Very cool invention I must say.

9/4/06 22:35  
Blogger Radu said...

Well, actually from what I heard, new hybrid cars might use a capacitor to store the energy not only from breaking, but also when going downhill for example.

9/4/06 22:52  
Anonymous Anonymous said...

Even modern non-hybrid cars use that technique.. they call it 'regenerative breaking'. I think the new VW Passat has this for example.

11/4/06 08:03  
Blogger Radu said...

The older cars use a battery, not a capacitor to store the energy from the braking.

11/4/06 14:40  
Anonymous Anonymous said...

You could stabilize performance with a Voltage Regulator. Google for "Regulator_for_High_Efficiency_Voltage_Conversion" and you'll find a tiny adjustable VR chip that's designed for SMT but that you can solder directly to.

27/4/06 12:19  
Anonymous Anonymous said...

a zener diode can be used to regulate the voltage consumption of the car.
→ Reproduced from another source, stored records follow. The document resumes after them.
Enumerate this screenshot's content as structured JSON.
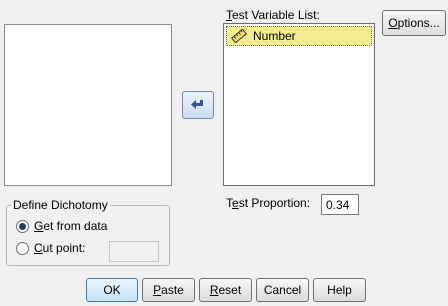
{
  "source_list": {
    "items": []
  },
  "test_list": {
    "label_underline": "T",
    "label_rest": "est Variable List:",
    "items": [
      {
        "label": "Number",
        "icon": "ruler-icon",
        "selected": true
      }
    ]
  },
  "options_button": {
    "underline": "O",
    "rest": "ptions..."
  },
  "define_dichotomy": {
    "legend": "Define Dichotomy",
    "get_from_data": {
      "underline": "G",
      "rest": "et from data",
      "checked": true
    },
    "cut_point": {
      "underline": "C",
      "rest": "ut point:",
      "checked": false,
      "value": ""
    }
  },
  "test_proportion": {
    "pre": "T",
    "underline": "e",
    "rest": "st Proportion:",
    "value": "0.34"
  },
  "footer": {
    "ok": "OK",
    "paste_underline": "P",
    "paste_rest": "aste",
    "reset_underline": "R",
    "reset_rest": "eset",
    "cancel": "Cancel",
    "help": "Help"
  },
  "colors": {
    "selection": "#f5eb8f",
    "arrow": "#2f5597"
  }
}
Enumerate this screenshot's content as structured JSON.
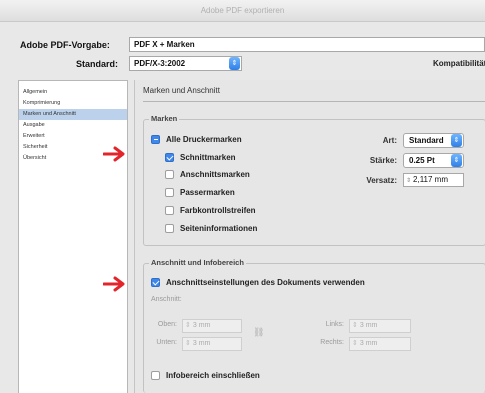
{
  "window": {
    "title": "Adobe PDF exportieren"
  },
  "header": {
    "preset_label": "Adobe PDF-Vorgabe:",
    "preset_value": "PDF X + Marken",
    "standard_label": "Standard:",
    "standard_value": "PDF/X-3:2002",
    "compat_label": "Kompatibilität"
  },
  "sidebar": {
    "items": [
      {
        "label": "Allgemein"
      },
      {
        "label": "Komprimierung"
      },
      {
        "label": "Marken und Anschnitt"
      },
      {
        "label": "Ausgabe"
      },
      {
        "label": "Erweitert"
      },
      {
        "label": "Sicherheit"
      },
      {
        "label": "Übersicht"
      }
    ],
    "selected_index": 2
  },
  "panel": {
    "title": "Marken und Anschnitt",
    "marks_group": {
      "label": "Marken",
      "all_marks": "Alle Druckermarken",
      "items": [
        {
          "label": "Schnittmarken",
          "checked": true
        },
        {
          "label": "Anschnittsmarken",
          "checked": false
        },
        {
          "label": "Passermarken",
          "checked": false
        },
        {
          "label": "Farbkontrollstreifen",
          "checked": false
        },
        {
          "label": "Seiteninformationen",
          "checked": false
        }
      ],
      "type_label": "Art:",
      "type_value": "Standard",
      "weight_label": "Stärke:",
      "weight_value": "0.25 Pt",
      "offset_label": "Versatz:",
      "offset_value": "2,117 mm"
    },
    "bleed_group": {
      "label": "Anschnitt und Infobereich",
      "use_document": "Anschnittseinstellungen des Dokuments verwenden",
      "bleed_label": "Anschnitt:",
      "top_label": "Oben:",
      "top_value": "3 mm",
      "bottom_label": "Unten:",
      "bottom_value": "3 mm",
      "left_label": "Links:",
      "left_value": "3 mm",
      "right_label": "Rechts:",
      "right_value": "3 mm",
      "slug": "Infobereich einschließen"
    }
  },
  "colors": {
    "accent": "#3f88ea",
    "arrow": "#e2252b",
    "selection": "#bcd2ec"
  }
}
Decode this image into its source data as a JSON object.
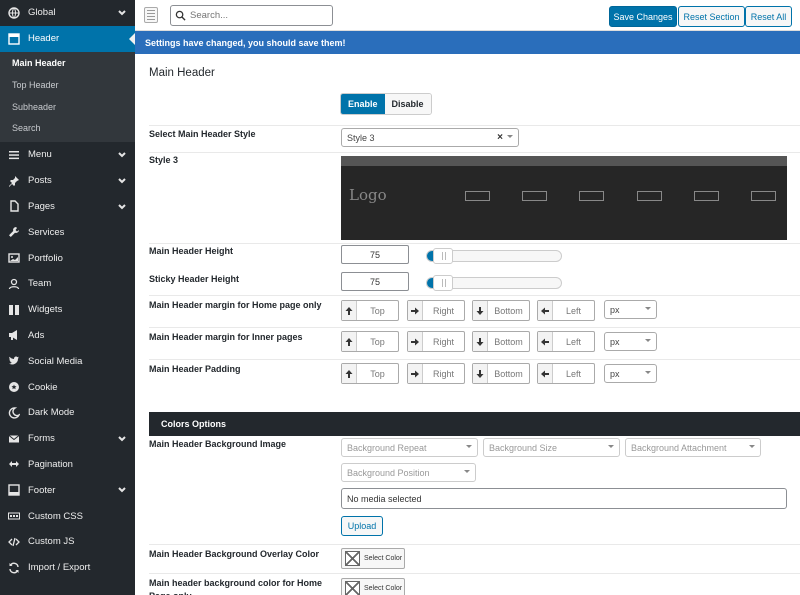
{
  "sidebar": {
    "items": [
      {
        "label": "Global",
        "icon": "globe-icon",
        "chevron": true
      },
      {
        "label": "Header",
        "icon": "header-icon",
        "chevron": false,
        "active": true
      },
      {
        "label": "Menu",
        "icon": "menu-icon",
        "chevron": true
      },
      {
        "label": "Posts",
        "icon": "pin-icon",
        "chevron": true
      },
      {
        "label": "Pages",
        "icon": "page-icon",
        "chevron": true
      },
      {
        "label": "Services",
        "icon": "wrench-icon",
        "chevron": false
      },
      {
        "label": "Portfolio",
        "icon": "portfolio-icon",
        "chevron": false
      },
      {
        "label": "Team",
        "icon": "person-icon",
        "chevron": false
      },
      {
        "label": "Widgets",
        "icon": "widgets-icon",
        "chevron": false
      },
      {
        "label": "Ads",
        "icon": "megaphone-icon",
        "chevron": false
      },
      {
        "label": "Social Media",
        "icon": "twitter-icon",
        "chevron": false
      },
      {
        "label": "Cookie",
        "icon": "cookie-icon",
        "chevron": false
      },
      {
        "label": "Dark Mode",
        "icon": "moon-icon",
        "chevron": false
      },
      {
        "label": "Forms",
        "icon": "mail-icon",
        "chevron": true
      },
      {
        "label": "Pagination",
        "icon": "arrows-icon",
        "chevron": false
      },
      {
        "label": "Footer",
        "icon": "footer-icon",
        "chevron": true
      },
      {
        "label": "Custom CSS",
        "icon": "css-icon",
        "chevron": false
      },
      {
        "label": "Custom JS",
        "icon": "code-icon",
        "chevron": false
      },
      {
        "label": "Import / Export",
        "icon": "sync-icon",
        "chevron": false
      }
    ],
    "submenu": [
      "Main Header",
      "Top Header",
      "Subheader",
      "Search"
    ]
  },
  "topbar": {
    "search_placeholder": "Search...",
    "save_label": "Save Changes",
    "reset_section_label": "Reset Section",
    "reset_all_label": "Reset All"
  },
  "notice": "Settings have changed, you should save them!",
  "main": {
    "title": "Main Header",
    "toggle": {
      "enable": "Enable",
      "disable": "Disable"
    },
    "style_label": "Select Main Header Style",
    "style_value": "Style 3",
    "style_preview_label": "Style 3",
    "preview_logo": "Logo",
    "height_label": "Main Header Height",
    "height_value": "75",
    "height_slider_percent": 12,
    "sticky_label": "Sticky Header Height",
    "sticky_value": "75",
    "sticky_slider_percent": 12,
    "margin_home_label": "Main Header margin for Home page only",
    "margin_inner_label": "Main Header margin for Inner pages",
    "padding_label": "Main Header Padding",
    "dims": {
      "top": "Top",
      "right": "Right",
      "bottom": "Bottom",
      "left": "Left",
      "unit": "px"
    },
    "colors_title": "Colors Options",
    "bg_image_label": "Main Header Background Image",
    "bg_repeat": "Background Repeat",
    "bg_size": "Background Size",
    "bg_attachment": "Background Attachment",
    "bg_position": "Background Position",
    "media_value": "No media selected",
    "upload_label": "Upload",
    "overlay_label": "Main Header Background Overlay Color",
    "select_color": "Select Color",
    "home_bg_label": "Main header background color for Home Page only"
  },
  "colors": {
    "accent": "#0073aa",
    "sidebar": "#23282d",
    "notice": "#2a6ebb"
  }
}
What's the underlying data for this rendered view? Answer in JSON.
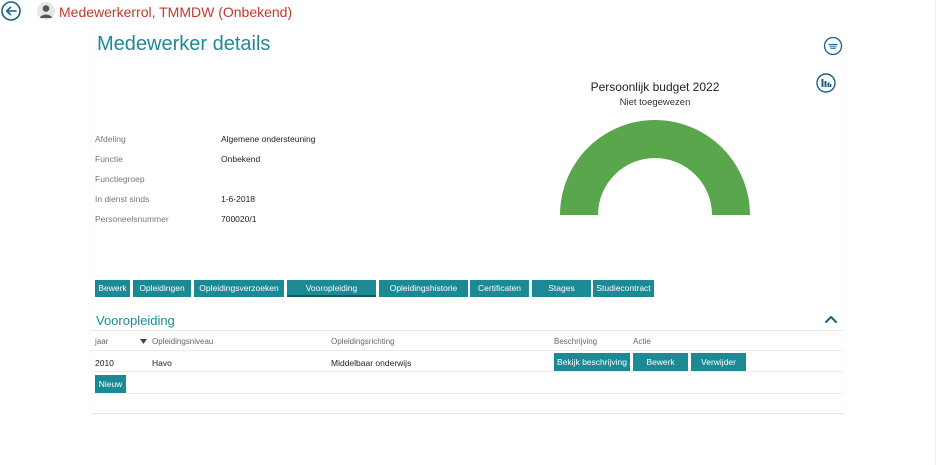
{
  "header": {
    "role_title": "Medewerkerrol, TMMDW (Onbekend)"
  },
  "page": {
    "title": "Medewerker details"
  },
  "budget": {
    "title": "Persoonlijk budget 2022",
    "subtitle": "Niet toegewezen",
    "gauge_fraction": 1.0,
    "gauge_color": "#5aa64c"
  },
  "details": [
    {
      "label": "Afdeling",
      "value": "Algemene ondersteuning"
    },
    {
      "label": "Functie",
      "value": "Onbekend"
    },
    {
      "label": "Functiegroep",
      "value": ""
    },
    {
      "label": "In dienst sinds",
      "value": "1-6-2018"
    },
    {
      "label": "Personeelsnummer",
      "value": "700020/1"
    }
  ],
  "tabs": [
    {
      "label": "Bewerk"
    },
    {
      "label": "Opleidingen"
    },
    {
      "label": "Opleidingsverzoeken"
    },
    {
      "label": "Vooropleiding",
      "active": true
    },
    {
      "label": "Opleidingshistorie"
    },
    {
      "label": "Certificaten"
    },
    {
      "label": "Stages"
    },
    {
      "label": "Studiecontract"
    }
  ],
  "section": {
    "title": "Vooropleiding"
  },
  "table": {
    "columns": [
      "jaar",
      "Opleidingsniveau",
      "Opleidingsrichting",
      "Beschrijving",
      "Actie"
    ],
    "rows": [
      {
        "jaar": "2010",
        "niveau": "Havo",
        "richting": "Middelbaar onderwijs",
        "beschrijving_button": "Bekijk beschrijving",
        "edit_button": "Bewerk",
        "delete_button": "Verwijder"
      }
    ],
    "new_button": "Nieuw"
  },
  "colors": {
    "accent": "#1b8a94",
    "title": "#1f8a97",
    "role": "#c0392b"
  }
}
Also the energy in a capacitor is E=C*V^2 so increasing the voltage across the capasitor increases the stored power more than increasing the capacitance, though that helps too.

26/5/06 03:18  
Anonymous Anonymous said...

A zener diode wastes power to regulate.

Anything but a very carefully built switching regulator is going to waste more power than it saves.

Regenerative "breaking" (sic) again, you can't get back more than you put in and the energies here are so low, the circuitry would likely waste more power than it would save.

Back to the original topic... this is very cool!

8/7/06 00:52  
Anonymous Anonymous said...

what would you have to change to put solar power on a much larger RC car (2 feet in length)

21/1/07 20:14  
Anonymous Anonymous said...

How about running it in the sun? It seems that all you want to do here is leave it charging in the sun and take it out of the sun before using it. does it work if you run it at a fraction of the maximum power so that it would run nearly continuous (apart from when the sun goes away)?

1/11/07 23:34  
Anonymous Anonymous said...

your experiment is exactly the same as the one i wanted to do for school! I thank you because i was trying to use a solar powered K'nex car vrs. a regular Zip zap. As you can see the differences causes problems! Thanks again this was awesomely helpful.

24/2/08 17:27  
Anonymous Anonymous said...

How about using electricity from the capacitors to seperate the hydrogen out of water, and then use the hydrogen to run an engine to charge the capacitors? Then you could run the car on water.

21/6/08 05:20  
Blogger mrk442 said...

won't work it will always take more energy to create the hydrogen "and the o2" then you could get from running the engine to charge the capacitor.

you might as well try using the capacitor to power a motor that turns a generator to charge the capacitor.

if 100% efficency was possible it would work but in the real world its just not..

28/10/08 15:10  
Blogger Edward said...

There are actually two major kinds of solar panels namely the traditional photovoltaic panel and second type is the thin film panel.

solar energy
solar power
solar hot water
solar panels

28/10/10 01:53  
Blogger Thesolar said...

Your posted was well informative, that every person who read or see this will get knowledge about you posted. you made a great job for this and thank you for sharing your taughts on us..More power! Earth4Energy build solar power.

15/1/11 06:45  

Post a Comment

<< Home